Han is a secondary character in the film, and has relatively few lines compared to his on screen peers. According to Kang, this was a big reason why he wasn’t initially interested in the role when it was offered to him. 

“At that time, I was just hungry for screen time and a role that had different dimensions,” Kang to The Hollywood Reporter. “And Han, he’s the quiet one. There’s not much written on the page for him. In Better Luck Tomorrow, he’s usually written as standing, brooding, smoking, you know?”

The success of ‘Better Luck Tomorrow’ helped him land a role in ‘Tokyo Drift’

Even though he had doubts about the potential of the character, Kang agreed to sign on for Better Luck Tomorrow. As it would turn out, his decision completely changed the trajectory of his career

“Yes, it worked out 100 percent. I’m glad that I trusted my gut and said, ‘I would just love to be on the team with someone like [director] Justin [Lin]. I trust this guy.’ Internally, it was a bit of a last hurrah because I had so many reservations about it. I thought, ‘Is there any possibility of having a real career playing three-dimensional characters?’ I didn’t sign up to go play a yakuza, a waiter or a guy standing in the background. I want to push the story forward. I don’t have to be a star, but you want to be on the court.”

When the time came for F9 director Justin Lin to cast a supporting character for Tokyo Drift, he knew he wanted Kang to reprise his role. 

“He trusted me to play the position that he needed me to play, and that happened to be Han. So it just worked out where that position could carry over into the Tokyo Drift, where we could grow together.

Fans successfully petitioned for Han to return in ‘F9’

After the release of Tokyo Drift, Han’s popularity would prove to be timeless. Even though he dies in a car crash in the film, he was brought back to life for F9 after a group of fans started a social media campaign known as #JusticeForHan let by writer LA Times writer Jen Yamato. 

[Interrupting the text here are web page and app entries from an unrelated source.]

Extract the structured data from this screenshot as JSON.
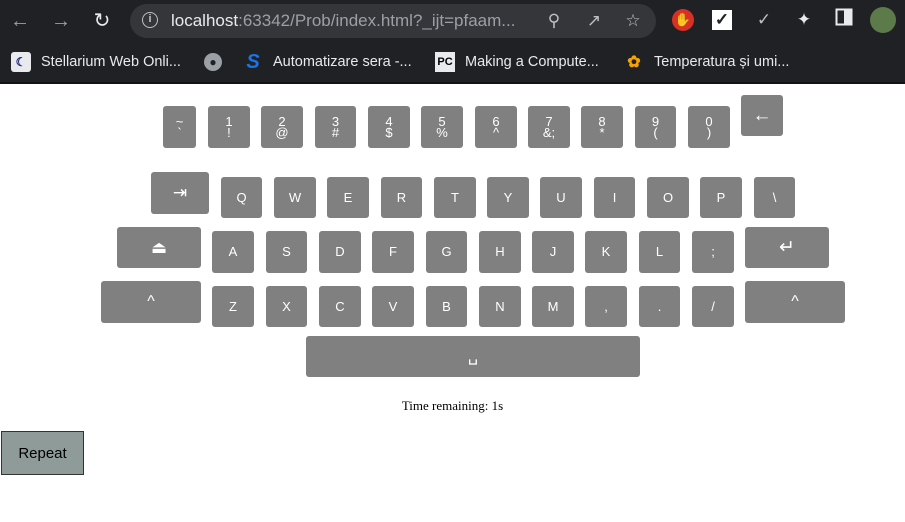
{
  "browser": {
    "url_host": "localhost",
    "url_rest": ":63342/Prob/index.html?_ijt=pfaam...",
    "bookmarks": [
      {
        "label": "Stellarium Web Onli...",
        "icon": "stellarium-icon"
      },
      {
        "label": "",
        "icon": "globe-icon"
      },
      {
        "label": "Automatizare sera -...",
        "icon": "s-logo-icon"
      },
      {
        "label": "Making a Compute...",
        "icon": "pycharm-icon"
      },
      {
        "label": "Temperatura și umi...",
        "icon": "butterfly-icon"
      }
    ]
  },
  "keyboard": {
    "row1": [
      {
        "top": "~",
        "bottom": "`"
      },
      {
        "top": "1",
        "bottom": "!"
      },
      {
        "top": "2",
        "bottom": "@"
      },
      {
        "top": "3",
        "bottom": "#"
      },
      {
        "top": "4",
        "bottom": "$"
      },
      {
        "top": "5",
        "bottom": "%"
      },
      {
        "top": "6",
        "bottom": "^"
      },
      {
        "top": "7",
        "bottom": "&;"
      },
      {
        "top": "8",
        "bottom": "*"
      },
      {
        "top": "9",
        "bottom": "("
      },
      {
        "top": "0",
        "bottom": ")"
      }
    ],
    "backspace": "←",
    "tab": "⇥",
    "row2": [
      "Q",
      "W",
      "E",
      "R",
      "T",
      "Y",
      "U",
      "I",
      "O",
      "P",
      "\\"
    ],
    "capslock": "⏏",
    "row3": [
      "A",
      "S",
      "D",
      "F",
      "G",
      "H",
      "J",
      "K",
      "L",
      ";"
    ],
    "enter": "↵",
    "shift_left": "^",
    "row4": [
      "Z",
      "X",
      "C",
      "V",
      "B",
      "N",
      "M",
      ",",
      ".",
      "/"
    ],
    "shift_right": "^",
    "space": "␣"
  },
  "status": "Time remaining: 1s",
  "repeat_label": "Repeat"
}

After seeing how passionately fans fought for his return to the Fast & Furious franchise, Kang finally understood the impact of his role. 

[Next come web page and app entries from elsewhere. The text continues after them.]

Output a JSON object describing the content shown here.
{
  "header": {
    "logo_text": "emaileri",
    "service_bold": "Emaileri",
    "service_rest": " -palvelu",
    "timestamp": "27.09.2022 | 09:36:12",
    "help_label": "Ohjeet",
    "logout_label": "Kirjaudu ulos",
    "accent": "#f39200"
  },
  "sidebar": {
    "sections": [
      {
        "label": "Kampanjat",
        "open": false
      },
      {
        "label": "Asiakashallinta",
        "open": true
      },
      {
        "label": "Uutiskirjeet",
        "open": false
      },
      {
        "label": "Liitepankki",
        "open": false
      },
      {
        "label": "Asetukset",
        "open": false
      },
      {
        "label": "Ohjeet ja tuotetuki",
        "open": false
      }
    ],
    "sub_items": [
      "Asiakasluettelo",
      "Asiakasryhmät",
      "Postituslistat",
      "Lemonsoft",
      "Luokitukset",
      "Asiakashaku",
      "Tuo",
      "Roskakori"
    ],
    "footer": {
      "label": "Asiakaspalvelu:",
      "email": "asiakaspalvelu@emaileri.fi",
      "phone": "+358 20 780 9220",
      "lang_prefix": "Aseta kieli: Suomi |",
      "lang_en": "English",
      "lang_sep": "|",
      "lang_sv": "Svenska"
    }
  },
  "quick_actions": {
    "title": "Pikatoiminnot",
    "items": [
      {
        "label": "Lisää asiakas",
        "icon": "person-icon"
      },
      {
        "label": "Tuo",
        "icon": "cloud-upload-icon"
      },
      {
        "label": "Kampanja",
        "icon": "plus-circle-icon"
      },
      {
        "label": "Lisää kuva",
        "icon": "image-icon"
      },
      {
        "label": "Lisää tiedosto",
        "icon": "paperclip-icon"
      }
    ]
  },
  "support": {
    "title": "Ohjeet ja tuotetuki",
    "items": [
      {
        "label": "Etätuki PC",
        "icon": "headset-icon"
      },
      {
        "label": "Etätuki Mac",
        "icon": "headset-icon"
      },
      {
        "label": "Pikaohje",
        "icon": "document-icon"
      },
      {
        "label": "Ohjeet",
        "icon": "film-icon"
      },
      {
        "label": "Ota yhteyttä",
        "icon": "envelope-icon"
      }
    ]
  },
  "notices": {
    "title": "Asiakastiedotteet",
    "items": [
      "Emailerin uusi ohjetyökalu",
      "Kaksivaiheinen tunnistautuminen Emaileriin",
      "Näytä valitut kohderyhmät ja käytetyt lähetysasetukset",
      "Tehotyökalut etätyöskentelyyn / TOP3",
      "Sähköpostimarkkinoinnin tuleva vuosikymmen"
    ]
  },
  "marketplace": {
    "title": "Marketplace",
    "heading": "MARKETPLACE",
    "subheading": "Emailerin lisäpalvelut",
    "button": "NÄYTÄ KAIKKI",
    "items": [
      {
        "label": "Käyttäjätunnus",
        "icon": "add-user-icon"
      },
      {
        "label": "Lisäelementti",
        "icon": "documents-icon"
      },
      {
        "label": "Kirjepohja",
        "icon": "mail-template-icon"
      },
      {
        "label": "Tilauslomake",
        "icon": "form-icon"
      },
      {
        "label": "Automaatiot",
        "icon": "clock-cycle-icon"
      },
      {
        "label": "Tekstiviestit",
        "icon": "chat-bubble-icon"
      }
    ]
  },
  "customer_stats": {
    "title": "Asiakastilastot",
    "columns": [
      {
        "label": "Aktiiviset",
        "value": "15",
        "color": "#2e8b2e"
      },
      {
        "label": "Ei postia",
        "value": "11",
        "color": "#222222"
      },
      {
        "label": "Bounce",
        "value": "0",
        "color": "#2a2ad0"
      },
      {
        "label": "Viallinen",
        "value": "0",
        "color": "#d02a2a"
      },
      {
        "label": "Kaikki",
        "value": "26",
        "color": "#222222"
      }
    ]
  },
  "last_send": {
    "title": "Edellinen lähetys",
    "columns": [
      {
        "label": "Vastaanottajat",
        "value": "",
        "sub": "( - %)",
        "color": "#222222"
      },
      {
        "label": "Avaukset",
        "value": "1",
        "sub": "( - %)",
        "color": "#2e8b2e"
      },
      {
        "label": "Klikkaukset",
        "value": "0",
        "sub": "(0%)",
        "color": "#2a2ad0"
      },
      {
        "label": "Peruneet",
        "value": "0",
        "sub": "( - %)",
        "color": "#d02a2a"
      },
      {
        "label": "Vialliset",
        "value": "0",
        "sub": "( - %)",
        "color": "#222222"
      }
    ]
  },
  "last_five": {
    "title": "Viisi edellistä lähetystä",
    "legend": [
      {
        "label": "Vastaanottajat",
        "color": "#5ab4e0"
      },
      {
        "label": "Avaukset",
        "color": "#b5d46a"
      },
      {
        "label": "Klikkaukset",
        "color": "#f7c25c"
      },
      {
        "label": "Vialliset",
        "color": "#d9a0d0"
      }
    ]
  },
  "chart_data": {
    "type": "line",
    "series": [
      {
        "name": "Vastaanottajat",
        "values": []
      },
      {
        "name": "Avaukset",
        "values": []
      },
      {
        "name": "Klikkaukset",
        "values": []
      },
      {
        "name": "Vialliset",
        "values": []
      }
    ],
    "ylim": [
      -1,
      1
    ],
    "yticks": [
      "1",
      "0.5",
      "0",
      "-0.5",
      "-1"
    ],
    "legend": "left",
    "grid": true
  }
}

“It taught me and instilled in me that Fast is no longer hokey. I used to always think of it as a hokey action flick, but within that, there’s so much power to make a difference and truly impact people. So I was totally honored, and that’s when I started taking it super seriously.”